Updated: May 15, 2020
On April 30 healthcare employees from Delta County Memorial Hospital (DCMH) on the Western Slope of Colorado came together to spread positivity during the pandemic by sharing their Denver Bronco pride. Employees from each department dressed up in orange and blue to show a sense of resiliency and to keep spirits high as they continue tackling COVID-19 and keeping the rural community of Delta County safe.
“Our healthcare professionals work hard every day to serve and care for our community and we thought this was a great way to lift everyone’s spirits, have some fun and remind us that joy can still be found during this difficult time,” said Matt Heyn, DCMH CEO. “Not only was it a great morale boost for our entire staff, but it really illustrated what a supportive group of healthcare workers we have here on the Western Slope.”
Heroes of all kinds have emerged during this pandemic and have helped the DCMH staff and community members tackle the challenging impacts the pandemic has had on their rural community.
“These times can be really challenging for healthcare workers and essential workers all throughout Delta County, but having fun activities like the orange and blue day really helps to lift everyone’s spirits and gives us something to look forward to,” said Merri Brennecke, RN, BSN, MSN, DCMH Emergency Department Director. “Our community has really rallied behind us and it has meant the world to each and every one of us.”
The idea for an orange and blue day to lift the spirits of hospital workers started from a local donation of orange and blue face masks. ShadeScapes Americas is an international umbrella and furnishing company located in the small town of Hotchkiss, Colorado that donated Texsilk fabric for personal protective equipment (PPE) so that nearly every health care and essential worker in Delta County would have a face mask/covering.

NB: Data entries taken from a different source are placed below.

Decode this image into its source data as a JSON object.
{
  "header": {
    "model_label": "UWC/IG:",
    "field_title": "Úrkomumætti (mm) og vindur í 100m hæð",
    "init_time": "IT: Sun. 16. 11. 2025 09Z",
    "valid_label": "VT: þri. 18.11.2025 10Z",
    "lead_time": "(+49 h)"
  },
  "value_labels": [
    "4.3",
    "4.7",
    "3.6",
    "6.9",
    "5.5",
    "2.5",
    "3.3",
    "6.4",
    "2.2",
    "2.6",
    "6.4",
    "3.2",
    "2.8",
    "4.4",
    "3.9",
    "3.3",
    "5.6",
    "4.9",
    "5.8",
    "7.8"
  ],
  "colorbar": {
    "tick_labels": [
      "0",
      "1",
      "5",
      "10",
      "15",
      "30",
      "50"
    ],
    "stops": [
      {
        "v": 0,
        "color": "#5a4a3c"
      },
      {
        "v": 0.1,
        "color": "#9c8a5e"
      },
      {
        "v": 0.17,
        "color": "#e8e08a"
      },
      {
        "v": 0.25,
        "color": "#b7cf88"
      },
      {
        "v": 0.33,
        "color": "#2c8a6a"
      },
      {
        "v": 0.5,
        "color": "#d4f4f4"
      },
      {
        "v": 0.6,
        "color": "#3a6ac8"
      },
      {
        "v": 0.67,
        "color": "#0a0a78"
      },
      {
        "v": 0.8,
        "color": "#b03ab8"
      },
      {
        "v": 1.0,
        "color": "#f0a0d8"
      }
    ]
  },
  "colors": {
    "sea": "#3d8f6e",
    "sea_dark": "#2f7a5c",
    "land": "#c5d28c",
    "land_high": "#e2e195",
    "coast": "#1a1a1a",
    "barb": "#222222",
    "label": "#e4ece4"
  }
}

In just four short weeks using fabric donated by ShadeScapes Americas, the Delta County Community MaskMaker Project began and created almost 3,000 ppe masks.
“The Community MaskMakers Project really started as a partnership between ShadeScapes Americas and the DCMH Foundation as a way to provide the needed fabric to volunteers who were willing to sew and match them with essential businesses requesting masks,” said Kaitlyn Jones, Executive Director for the DCMH Foundation. “It started with 700 masks being made for the DCMH system and more than 50 other health clinics, police departments, senior centers, and post offices that were requesting masks for their employees. The Texsilk fabric is also being donated to surrounding Western Slope counties including Montrose, Ouray, and San Miguel.”
The masks were made by a hybrid collaboration of volunteers and Paonia and Montrose businesses. 27 volunteers from across Delta County produced 1,300.
Additionally, the DCMH Foundation utilized contributions to its COVID-19 Response Fund to commission three small businesses whose doors were closed due to the pandemic to make more than 1,400 masks as demand increased. Although the fight to win against the virus is far from over, the employees from DCMH are in it for the long haul and they will continue to fight to keep their community safe.
If you are interested in making a donation to the DCMH Foundation please visit dcmhfoundation.org. You can also visit shadescapesamerica.com to learn more about how you can volunteer for the MaskMaker Project.